Like most IT security professionals, I really want my predictions not to come true: I would prefer organisations didn’t get hacked, infected by malware, or suffer data breaches. But by predicting the next wave of threats, we hope to help organisations stay on top of the evolving tactics and exploits that criminals will use to target them.
So here are my 14 predictions for 2014, covering 10 major security threats to businesses, followed by four ways in which defences will evolve.
*Social engineering – this isn’t a new threat, but it’s showing no sign of getting old. Social engineering using targeted emails remains the primary method for launching malware and phishing attacks on businesses.
* Internal threats – again, not a new threat, but it’s still a huge risk – as mentioned earlier in the case of the NSA breach by a trusted insider. Senior figures at the NSA have said only 20 of its staff should have had access to the classified data that was downloaded and released by Snowden. Trust is a precious commodity, and is all too easily exploited.
* Targeted malware campaigns – we can expect more highly sophisticated malware campaigns in 2014, aimed at stealing either money or intellectual property. And if neither can be stolen, criminals will simply extort money by hijacking or destroying data.
* Botnet bother – bots will continue to be a core attack technique, simply because they’re effective. Our 2013 Security Report analysed the networks of nearly 900 companies worldwide, and found 63% had bot infections. 70% of these bots communicated with their command centres every two hours. Bots are here to stay.
* BYOD = big bills – we may be a little bored of hearing about BYOD, but it’s still a big problem.
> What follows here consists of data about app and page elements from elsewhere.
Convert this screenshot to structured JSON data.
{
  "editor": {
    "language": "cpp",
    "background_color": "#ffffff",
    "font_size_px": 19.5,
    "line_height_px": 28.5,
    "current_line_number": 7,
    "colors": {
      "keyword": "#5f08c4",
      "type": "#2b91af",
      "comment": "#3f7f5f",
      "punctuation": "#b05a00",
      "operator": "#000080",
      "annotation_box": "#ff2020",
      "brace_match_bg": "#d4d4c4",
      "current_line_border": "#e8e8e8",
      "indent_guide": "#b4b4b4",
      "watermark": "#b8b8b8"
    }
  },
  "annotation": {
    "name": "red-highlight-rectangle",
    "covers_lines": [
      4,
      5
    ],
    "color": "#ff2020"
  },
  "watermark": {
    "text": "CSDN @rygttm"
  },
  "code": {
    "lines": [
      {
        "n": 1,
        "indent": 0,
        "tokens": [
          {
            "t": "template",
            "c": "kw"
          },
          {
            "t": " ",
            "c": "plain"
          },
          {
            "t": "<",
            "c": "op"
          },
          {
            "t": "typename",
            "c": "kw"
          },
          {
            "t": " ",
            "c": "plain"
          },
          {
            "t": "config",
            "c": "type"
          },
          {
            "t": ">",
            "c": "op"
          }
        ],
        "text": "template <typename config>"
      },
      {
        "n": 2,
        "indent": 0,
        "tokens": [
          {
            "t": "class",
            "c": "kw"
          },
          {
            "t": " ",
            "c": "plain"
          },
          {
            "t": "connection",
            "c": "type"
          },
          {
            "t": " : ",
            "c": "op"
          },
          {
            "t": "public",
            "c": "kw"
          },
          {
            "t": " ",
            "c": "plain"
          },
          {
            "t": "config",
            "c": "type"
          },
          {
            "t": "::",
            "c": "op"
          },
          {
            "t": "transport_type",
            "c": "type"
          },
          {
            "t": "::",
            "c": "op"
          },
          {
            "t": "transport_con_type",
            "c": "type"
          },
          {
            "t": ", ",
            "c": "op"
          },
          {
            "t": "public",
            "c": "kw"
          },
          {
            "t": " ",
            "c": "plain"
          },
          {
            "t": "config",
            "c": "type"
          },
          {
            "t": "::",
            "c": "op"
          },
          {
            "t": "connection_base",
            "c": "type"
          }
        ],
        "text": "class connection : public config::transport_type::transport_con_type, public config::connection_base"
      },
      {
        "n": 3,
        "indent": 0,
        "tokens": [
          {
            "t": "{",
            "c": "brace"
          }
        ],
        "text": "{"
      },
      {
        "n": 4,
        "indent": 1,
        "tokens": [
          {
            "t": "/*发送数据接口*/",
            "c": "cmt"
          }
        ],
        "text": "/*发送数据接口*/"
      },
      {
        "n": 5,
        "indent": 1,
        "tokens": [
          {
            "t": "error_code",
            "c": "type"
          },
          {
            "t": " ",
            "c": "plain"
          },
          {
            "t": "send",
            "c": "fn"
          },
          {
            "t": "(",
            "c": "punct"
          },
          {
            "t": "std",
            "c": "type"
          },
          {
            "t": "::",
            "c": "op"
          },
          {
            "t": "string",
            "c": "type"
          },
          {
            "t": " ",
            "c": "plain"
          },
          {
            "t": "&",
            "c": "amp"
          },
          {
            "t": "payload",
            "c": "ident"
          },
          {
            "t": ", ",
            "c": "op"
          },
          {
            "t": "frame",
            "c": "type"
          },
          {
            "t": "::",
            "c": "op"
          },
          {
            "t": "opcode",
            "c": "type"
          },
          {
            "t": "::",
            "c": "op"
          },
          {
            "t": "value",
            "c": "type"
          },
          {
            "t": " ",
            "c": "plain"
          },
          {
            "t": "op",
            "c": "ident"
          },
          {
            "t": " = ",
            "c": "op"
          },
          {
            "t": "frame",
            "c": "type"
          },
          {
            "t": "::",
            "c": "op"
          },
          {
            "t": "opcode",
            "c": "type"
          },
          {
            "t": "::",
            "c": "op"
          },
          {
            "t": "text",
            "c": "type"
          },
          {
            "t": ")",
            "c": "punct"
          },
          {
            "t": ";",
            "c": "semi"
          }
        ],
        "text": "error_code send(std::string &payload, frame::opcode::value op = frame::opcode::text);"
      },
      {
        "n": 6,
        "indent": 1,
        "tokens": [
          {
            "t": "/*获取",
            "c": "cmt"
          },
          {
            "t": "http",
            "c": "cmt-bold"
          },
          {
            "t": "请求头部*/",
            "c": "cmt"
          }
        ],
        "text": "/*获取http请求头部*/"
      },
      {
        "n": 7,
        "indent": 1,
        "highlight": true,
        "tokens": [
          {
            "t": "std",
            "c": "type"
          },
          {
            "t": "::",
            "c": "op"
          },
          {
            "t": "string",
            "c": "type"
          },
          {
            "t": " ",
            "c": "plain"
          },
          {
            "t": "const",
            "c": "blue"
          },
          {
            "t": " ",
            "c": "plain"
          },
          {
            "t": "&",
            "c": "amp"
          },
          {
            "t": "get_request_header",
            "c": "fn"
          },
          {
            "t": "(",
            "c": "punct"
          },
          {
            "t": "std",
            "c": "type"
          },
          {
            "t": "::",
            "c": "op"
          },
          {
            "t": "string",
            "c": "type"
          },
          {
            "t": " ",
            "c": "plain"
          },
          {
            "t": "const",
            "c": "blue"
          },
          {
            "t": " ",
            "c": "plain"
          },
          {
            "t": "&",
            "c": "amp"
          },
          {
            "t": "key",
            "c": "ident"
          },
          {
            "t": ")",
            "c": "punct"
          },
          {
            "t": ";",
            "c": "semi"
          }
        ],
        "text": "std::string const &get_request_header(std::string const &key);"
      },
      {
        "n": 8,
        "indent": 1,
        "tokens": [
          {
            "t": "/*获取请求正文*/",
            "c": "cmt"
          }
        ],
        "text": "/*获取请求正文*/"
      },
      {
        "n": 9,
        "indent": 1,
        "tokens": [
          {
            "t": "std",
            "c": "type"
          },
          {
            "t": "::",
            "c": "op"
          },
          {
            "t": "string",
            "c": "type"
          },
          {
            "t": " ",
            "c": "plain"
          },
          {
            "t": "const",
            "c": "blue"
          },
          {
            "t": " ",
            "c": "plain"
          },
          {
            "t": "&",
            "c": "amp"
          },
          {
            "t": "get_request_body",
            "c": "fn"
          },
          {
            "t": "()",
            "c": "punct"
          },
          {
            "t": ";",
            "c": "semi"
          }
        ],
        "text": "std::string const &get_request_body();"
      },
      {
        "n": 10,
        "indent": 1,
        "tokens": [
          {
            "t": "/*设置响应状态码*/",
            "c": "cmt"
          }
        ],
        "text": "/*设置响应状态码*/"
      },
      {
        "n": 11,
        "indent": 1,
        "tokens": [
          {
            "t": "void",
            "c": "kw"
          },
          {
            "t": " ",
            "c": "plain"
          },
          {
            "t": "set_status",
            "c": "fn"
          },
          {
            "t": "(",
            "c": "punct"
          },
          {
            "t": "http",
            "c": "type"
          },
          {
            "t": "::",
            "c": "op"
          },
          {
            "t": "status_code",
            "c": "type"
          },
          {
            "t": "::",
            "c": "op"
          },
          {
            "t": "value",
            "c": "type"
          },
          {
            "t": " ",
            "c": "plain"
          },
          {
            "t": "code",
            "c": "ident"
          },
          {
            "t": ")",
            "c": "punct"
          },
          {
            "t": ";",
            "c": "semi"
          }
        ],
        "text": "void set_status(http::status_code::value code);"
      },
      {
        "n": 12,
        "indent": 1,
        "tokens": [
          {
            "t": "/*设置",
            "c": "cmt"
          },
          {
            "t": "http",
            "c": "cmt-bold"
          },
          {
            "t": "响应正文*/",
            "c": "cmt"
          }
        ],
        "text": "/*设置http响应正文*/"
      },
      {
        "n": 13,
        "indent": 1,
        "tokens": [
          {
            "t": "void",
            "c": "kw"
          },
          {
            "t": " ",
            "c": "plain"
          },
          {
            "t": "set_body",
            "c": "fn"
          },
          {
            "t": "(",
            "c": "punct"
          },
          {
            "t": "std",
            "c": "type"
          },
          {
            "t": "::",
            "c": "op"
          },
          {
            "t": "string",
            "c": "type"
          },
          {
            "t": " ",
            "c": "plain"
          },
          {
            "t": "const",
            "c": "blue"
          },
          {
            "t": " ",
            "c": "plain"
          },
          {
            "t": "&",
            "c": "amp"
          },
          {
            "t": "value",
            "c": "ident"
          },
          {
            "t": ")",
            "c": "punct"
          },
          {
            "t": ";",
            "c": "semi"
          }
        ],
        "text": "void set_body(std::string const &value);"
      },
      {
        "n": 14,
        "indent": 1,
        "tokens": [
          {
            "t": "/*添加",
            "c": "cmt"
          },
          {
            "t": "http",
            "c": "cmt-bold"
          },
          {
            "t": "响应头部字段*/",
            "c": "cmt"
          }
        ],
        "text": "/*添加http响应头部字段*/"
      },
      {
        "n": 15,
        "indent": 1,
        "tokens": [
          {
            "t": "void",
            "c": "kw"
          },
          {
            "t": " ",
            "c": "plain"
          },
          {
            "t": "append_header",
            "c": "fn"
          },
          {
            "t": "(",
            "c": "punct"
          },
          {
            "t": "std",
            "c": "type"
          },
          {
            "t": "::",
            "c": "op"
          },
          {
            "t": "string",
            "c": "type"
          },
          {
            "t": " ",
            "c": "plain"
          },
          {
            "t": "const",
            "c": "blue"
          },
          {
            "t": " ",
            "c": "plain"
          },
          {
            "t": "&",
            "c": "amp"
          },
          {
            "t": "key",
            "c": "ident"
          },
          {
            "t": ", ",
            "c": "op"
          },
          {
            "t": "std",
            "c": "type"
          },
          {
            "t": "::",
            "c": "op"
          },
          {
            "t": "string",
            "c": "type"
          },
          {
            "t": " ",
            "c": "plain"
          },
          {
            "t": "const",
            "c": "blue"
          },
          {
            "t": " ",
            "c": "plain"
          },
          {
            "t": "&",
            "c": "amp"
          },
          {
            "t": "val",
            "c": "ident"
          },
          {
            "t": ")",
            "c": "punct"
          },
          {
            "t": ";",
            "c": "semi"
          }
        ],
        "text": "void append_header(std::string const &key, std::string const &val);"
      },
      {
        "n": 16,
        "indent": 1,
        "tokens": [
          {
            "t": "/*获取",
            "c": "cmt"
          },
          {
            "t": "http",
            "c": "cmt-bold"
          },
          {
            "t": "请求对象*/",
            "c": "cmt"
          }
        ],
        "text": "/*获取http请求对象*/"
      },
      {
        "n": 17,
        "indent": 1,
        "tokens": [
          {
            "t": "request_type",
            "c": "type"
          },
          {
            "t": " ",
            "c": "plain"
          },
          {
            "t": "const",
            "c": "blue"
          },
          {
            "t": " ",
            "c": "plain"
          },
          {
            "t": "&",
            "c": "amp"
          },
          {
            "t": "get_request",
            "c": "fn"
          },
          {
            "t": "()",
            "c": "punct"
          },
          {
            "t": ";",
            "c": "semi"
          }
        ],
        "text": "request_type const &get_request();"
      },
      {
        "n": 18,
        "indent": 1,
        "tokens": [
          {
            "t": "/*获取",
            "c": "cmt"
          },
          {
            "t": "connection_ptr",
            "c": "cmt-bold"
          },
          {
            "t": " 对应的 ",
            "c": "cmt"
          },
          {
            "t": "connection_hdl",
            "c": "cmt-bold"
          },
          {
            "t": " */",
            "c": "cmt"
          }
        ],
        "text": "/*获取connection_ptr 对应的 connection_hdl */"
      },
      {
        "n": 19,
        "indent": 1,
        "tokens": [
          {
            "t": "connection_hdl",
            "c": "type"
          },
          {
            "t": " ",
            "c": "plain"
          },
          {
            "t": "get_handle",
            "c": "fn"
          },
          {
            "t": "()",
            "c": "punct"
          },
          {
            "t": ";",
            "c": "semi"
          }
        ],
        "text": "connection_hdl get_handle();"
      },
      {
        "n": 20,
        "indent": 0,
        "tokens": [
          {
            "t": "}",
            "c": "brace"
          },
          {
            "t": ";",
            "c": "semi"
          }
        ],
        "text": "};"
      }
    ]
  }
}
We surveyed 800 businesses globally in 2013, and 79% had a costly mobile security incident in the past 12 months. 42% said the incident cost over R1-million, and 16% put the cost at over R5-million.
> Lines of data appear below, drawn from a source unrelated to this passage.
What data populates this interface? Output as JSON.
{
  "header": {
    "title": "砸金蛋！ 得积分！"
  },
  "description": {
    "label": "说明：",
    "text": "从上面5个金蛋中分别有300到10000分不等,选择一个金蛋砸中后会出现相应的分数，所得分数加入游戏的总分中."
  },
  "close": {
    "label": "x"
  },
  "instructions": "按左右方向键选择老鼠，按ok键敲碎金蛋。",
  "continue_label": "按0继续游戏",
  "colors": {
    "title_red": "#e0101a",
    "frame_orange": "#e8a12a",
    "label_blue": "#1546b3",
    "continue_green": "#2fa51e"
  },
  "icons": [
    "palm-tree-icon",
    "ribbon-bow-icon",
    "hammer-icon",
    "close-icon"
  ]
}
* Attacks on state interests and infrastructure – state-backed cyber-snooping and attacks will continue on all sides of the geopolitical spectrum, targeting military, government and commercial interests.
* Web site wars – financial institutions have been battling waves of distributed denial of service (DDoS) attacks over the past two years. This will spread to a wider range of public sites, aimed at causing downtime and disruption. We will also see more complex, multi-vector attacks on websites that combine DDoS with account tampering and fraud.
* Customer data theft – customer information is still a prize target, as the high-profile hacks which stole tens of millions of users’ credentials from Adobe, Evernote and LivingSocial shown this year. Any organisation which holds volumes of customer data is a target for hackers.
* Anti-social media – hijacking Twitter users’ accounts is commonplace: in April, a hacked Associated Press Twitter account issued a bogus report claiming that the White House had been bombed, causing the Dow Jones index to fall 150 points in minutes.
Hijacking will start to spread to more business-oriented social media sites, with criminals starting to hijack LinkedIn accounts to help them profile or phish other users to mount attacks.
* Smart home invasion – as the Internet of Things develops, and more IP-based household appliances are introduced (smart TVs, personal networks etc), criminals will look for weaknesses that can be exploited by hooking into these systems to gain personal information – such as your daily living patterns.
Although these 10 threat predictions seem bleak, security protections against threats continue to evolve, too.
Here are my four predictions of how defences will develop in 2014.
* Unifying layers of security – single-layer security architectures or multi-vendor point solutions no longer offer effective protection to organisations. We will see more and more vendors attempting to offer unified, single-source solutions through development, partnership and acquisition. This is already happening, and we will see increasing collaboration to fight threats.
* Big data – big data will give tremendous opportunities for threat analytics, enabling identification and analysis of patterns relating to past and emerging threats. Vendors will increasingly integrate these analytics capabilities into their solutions; and enterprises will also invest in their own analytics to help with decision-making through enhanced context and awareness of threats to their business.
* Threat collaboration – security vendors and customers realise that no single organisation can have a complete picture of the threat landscape. Collaborative sharing of threat intelligence is needed to maintain up-to-date protection. This will drive partnerships between security vendors and end-users to augment unified security solutions with the latest intelligence to coordinate the fight against threats.
* Cloud consolidation – the cloud will be the platform that supports and enables big data analytics and collaborative sharing of threat intelligence, enabling vendors’ unified security solutions to deliver enhanced protection to organisations.